#### What the task requires:
Each entry has to be set down again with no alteration.

#### Listed records:
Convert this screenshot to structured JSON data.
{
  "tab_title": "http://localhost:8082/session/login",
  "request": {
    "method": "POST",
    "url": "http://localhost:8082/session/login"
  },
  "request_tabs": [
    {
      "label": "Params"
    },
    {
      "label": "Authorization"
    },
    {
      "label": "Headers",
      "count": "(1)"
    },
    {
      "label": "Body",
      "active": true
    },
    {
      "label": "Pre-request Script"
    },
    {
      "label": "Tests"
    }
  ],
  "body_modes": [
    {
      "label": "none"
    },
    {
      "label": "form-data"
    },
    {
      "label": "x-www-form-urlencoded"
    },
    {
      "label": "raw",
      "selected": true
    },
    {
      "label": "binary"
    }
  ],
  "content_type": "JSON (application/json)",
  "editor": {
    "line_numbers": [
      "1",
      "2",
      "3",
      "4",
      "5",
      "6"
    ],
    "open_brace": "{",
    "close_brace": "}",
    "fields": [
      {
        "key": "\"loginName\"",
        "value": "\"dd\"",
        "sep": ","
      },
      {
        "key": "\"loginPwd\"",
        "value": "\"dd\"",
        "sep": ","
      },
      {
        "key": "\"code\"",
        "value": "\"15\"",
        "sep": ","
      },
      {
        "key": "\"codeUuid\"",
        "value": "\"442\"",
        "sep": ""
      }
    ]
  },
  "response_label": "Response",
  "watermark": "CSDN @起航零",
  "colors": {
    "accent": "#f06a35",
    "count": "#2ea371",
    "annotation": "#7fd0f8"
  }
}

#### Solution for this exercise:
Convert this screenshot to structured JSON data.
{
  "tab_title": "http://localhost:8082/session/login",
  "request": {
    "method": "POST",
    "url": "http://localhost:8082/session/login"
  },
  "request_tabs": [
    {
      "label": "Params"
    },
    {
      "label": "Authorization"
    },
    {
      "label": "Headers",
      "count": "(1)"
    },
    {
      "label": "Body",
      "active": true
    },
    {
      "label": "Pre-request Script"
    },
    {
      "label": "Tests"
    }
  ],
  "body_modes": [
    {
      "label": "none"
    },
    {
      "label": "form-data"
    },
    {
      "label": "x-www-form-urlencoded"
    },
    {
      "label": "raw",
      "selected": true
    },
    {
      "label": "binary"
    }
  ],
  "content_type": "JSON (application/json)",
  "editor": {
    "line_numbers": [
      "1",
      "2",
      "3",
      "4",
      "5",
      "6"
    ],
    "open_brace": "{",
    "close_brace": "}",
    "fields": [
      {
        "key": "\"loginName\"",
        "value": "\"dd\"",
        "sep": ","
      },
      {
        "key": "\"loginPwd\"",
        "value": "\"dd\"",
        "sep": ","
      },
      {
        "key": "\"code\"",
        "value": "\"15\"",
        "sep": ","
      },
      {
        "key": "\"codeUuid\"",
        "value": "\"442\"",
        "sep": ""
      }
    ]
  },
  "response_label": "Response",
  "watermark": "CSDN @起航零",
  "colors": {
    "accent": "#f06a35",
    "count": "#2ea371",
    "annotation": "#7fd0f8"
  }
}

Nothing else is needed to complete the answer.